◆ TASK REQUIREMENTS
Within the material below, find each line bearing the word "Shop" and present it.

◆ AVAILABLE DATA
====================
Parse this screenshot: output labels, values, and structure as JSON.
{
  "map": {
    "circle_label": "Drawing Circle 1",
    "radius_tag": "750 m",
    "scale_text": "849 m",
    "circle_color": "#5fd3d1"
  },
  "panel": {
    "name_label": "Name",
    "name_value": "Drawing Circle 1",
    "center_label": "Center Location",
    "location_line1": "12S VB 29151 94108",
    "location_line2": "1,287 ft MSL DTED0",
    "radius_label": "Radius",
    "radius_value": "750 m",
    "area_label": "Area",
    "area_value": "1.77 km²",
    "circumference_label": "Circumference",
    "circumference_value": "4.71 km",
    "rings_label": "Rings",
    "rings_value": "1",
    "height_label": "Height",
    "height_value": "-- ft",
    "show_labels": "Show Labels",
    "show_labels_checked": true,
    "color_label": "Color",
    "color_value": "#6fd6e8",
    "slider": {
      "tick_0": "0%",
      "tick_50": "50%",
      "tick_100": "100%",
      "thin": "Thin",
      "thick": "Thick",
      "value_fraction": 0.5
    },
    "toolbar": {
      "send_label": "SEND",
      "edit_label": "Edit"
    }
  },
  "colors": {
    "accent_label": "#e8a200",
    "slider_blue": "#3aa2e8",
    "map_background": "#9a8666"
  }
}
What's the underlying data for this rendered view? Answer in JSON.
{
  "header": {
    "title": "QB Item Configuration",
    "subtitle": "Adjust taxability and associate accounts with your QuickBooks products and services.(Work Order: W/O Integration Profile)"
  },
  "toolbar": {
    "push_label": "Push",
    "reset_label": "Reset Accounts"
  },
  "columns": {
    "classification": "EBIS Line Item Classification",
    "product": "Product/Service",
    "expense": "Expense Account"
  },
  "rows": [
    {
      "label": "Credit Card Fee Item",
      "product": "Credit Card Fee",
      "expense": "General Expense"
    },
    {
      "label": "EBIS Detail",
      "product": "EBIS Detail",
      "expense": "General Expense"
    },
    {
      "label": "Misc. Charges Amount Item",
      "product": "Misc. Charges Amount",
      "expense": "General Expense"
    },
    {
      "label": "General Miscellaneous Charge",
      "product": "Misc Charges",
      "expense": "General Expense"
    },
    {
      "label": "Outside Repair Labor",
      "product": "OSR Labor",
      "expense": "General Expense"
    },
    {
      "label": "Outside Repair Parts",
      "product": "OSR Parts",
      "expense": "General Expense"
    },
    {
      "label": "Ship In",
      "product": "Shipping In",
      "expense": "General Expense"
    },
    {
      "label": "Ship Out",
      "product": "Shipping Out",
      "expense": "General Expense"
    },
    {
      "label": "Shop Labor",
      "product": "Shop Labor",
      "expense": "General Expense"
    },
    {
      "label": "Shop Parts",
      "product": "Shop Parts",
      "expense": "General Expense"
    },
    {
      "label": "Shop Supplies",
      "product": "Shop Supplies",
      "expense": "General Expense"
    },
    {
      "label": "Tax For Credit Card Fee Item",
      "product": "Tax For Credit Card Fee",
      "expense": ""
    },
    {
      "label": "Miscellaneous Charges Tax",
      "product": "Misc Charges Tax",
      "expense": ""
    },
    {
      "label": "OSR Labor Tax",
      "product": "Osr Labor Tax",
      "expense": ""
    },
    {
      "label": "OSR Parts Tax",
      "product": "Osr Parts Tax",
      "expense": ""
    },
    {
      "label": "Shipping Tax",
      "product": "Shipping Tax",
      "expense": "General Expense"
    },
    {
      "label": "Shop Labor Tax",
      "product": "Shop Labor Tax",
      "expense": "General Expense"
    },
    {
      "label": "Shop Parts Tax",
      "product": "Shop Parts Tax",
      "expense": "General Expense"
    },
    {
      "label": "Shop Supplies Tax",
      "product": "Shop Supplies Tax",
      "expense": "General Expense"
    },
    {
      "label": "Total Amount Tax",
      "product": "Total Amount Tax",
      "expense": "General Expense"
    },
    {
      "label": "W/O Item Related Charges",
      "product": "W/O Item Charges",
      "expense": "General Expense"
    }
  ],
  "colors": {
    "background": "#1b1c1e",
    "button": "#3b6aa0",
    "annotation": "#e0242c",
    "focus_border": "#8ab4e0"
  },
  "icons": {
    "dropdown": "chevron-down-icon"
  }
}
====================
◆ SOLUTION FOR THIS EXERCISE
      "label": "Shop Labor",
      "product": "Shop Labor",
      "label": "Shop Parts",
      "product": "Shop Parts",
      "label": "Shop Supplies",
      "product": "Shop Supplies",
      "label": "Shop Labor Tax",
      "product": "Shop Labor Tax",
      "label": "Shop Parts Tax",
      "product": "Shop Parts Tax",
      "label": "Shop Supplies Tax",
      "product": "Shop Supplies Tax",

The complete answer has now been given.